The human brain is a highly complex organ, which relies on a lot of different processes in order to work properly. Not only does the brain rely on many different processes, it’s also responsible for many different functions within your body.

Your brain controls your heart rate, body temperature, and rate of breathing. It also controls your pain response, as well as your response to pleasurable sensations. It moderates your emotions, processes your thoughts, and stores your memories. It translates visual and auditory signals into recognizable images and sounds. It determines whether or not you like the taste of strawberries, or why certain smells remind you of your childhood. It’s your brain that makes it possible for you to read and understand these words on your computer screen.

In fact, there is not one organ or function in your body that your brain doesn’t have a hand in, so to speak.

However, as complex as the brain may be, the way it functions is comparatively simple.

How the Brain Functions

Like a lot of other organs in your body, your brain relies heavily on chemicals to function. In the brain, these chemicals are known as neurotransmitters.

Your brain works by sending signals out to the body, and receiving signals back from the body. The process is instantaneous and happens billions of times a day.

Neurotransmitters are chemical messengers that carry those signals. Some neurotransmitters control physical functions, like your heart rate; while others control your emotions and thought processes. You make a majority of these neurotransmitters within the nerve cells in your brain and nervous system; however some of these neurotransmitters are also made in other organs, such as your adrenal glands.

Other chemicals in your body, such as hormones, can influence how well your body makes and uses these neurotransmitters. Additionally, issues with the actual brain tissue can also affect how well the neurotransmitters do their job.

Issues with Brain Tissue

The brain is made up of nervous tissue cells called neurons. It is also made up of proteins and fatty tissue.

The brain is divided into multiple sections:

  • The cerebrum, cerebellum and brain stem;
  • The left and right hemispheres; and,
  • The frontal, parietal, temporal, and occipital lobes.
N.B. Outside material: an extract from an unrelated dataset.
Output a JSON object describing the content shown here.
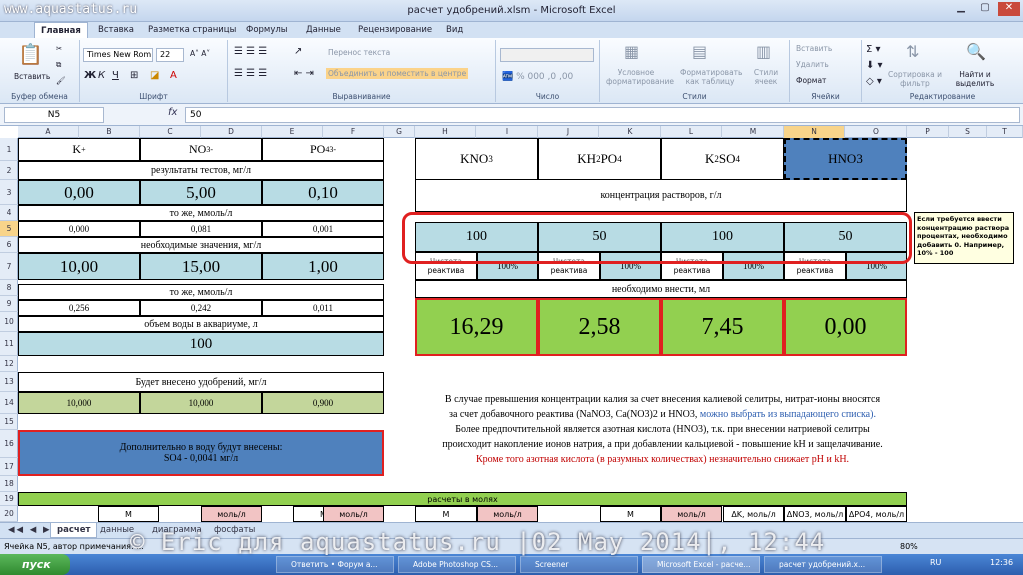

Each section of the brain controls different parts of the body and brain, and each section relies on neurotransmitters to relay messages to and from those designated parts.

However, if the tissue in one of those sections is damaged by disease, injury, or an anomaly (such as a tumor) it can affect how the nervous tissue in that section responds to neurotransmitters.
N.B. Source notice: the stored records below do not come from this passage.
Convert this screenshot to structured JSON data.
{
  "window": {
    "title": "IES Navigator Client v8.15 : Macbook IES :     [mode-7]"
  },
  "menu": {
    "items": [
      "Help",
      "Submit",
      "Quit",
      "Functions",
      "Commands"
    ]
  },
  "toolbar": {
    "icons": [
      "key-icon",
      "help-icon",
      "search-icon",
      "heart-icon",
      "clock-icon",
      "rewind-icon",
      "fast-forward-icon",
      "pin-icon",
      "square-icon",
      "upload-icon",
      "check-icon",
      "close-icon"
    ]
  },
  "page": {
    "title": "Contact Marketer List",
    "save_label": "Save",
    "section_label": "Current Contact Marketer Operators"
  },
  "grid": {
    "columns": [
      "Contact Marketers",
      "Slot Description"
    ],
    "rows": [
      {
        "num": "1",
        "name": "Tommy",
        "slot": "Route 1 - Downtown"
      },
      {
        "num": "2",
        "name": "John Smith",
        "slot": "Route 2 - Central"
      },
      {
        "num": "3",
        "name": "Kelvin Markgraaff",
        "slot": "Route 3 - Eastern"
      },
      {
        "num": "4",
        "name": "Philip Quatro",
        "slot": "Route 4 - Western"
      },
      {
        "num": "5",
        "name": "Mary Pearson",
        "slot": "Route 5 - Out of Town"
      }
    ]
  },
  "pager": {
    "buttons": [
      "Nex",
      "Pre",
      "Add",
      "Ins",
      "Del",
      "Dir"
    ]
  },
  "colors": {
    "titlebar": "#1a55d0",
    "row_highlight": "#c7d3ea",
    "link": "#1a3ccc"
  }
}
For example, a woman in the United Kingdom had a tumor in her brain that turned out to be an embryonic twin. Because of the location of the tumor in her brain, she was having trouble with reading and listening comprehension, until Dr. Hrayr Shahinian successfully removed the tumor.

Brain and CSF/NIH
Brain and CSF/NIH

Another woman, in Ireland, had a tumor deep within the center of her brain. Because of its location, the tumor actually interfered with vital bodily functions. In this instance, Dr. Hrayr Shahinian was able to remove that tumor and save her life.

Tumors aren’t the only threats to normal neurotransmitter function. Brain injuries, such as severe concussions, can also have a long-term effect on the way neurotransmitters function in the brain. Additionally, certain mental illnesses can prevent you from making certain neurotransmitters, or it can cause your body to reabsorb the neurotransmitter before your brain can use them effectively.

In the case of a brain injury, surgery on the brain could correct the problem and help restore proper brain function. In cases where surgery is not an option, physical therapy and medication can help restore some or all of the neurotransmitter activity in the brain.

In the case of mental illness, a combination of medication and therapy can help restore neurotransmitter function.

Although the brain is a complex organ, it relies heavily on fairly simple chemicals to transmit and receive the signals that allow it to function. Although these chemicals are fairly simple, there are thousands of them and they all perform specific jobs within the body and brain.

Anything that disrupts the action of those chemicals can disrupt brain function and cause problems in all areas of the body – from memory and behavior to life-saving functions like your heartbeat and breathing.

This is why it’s important to make sure your body is healthy, to ensure that it can support the production of these chemicals, and to make sure that your brain is healthy as well.

Author: Mayank Pal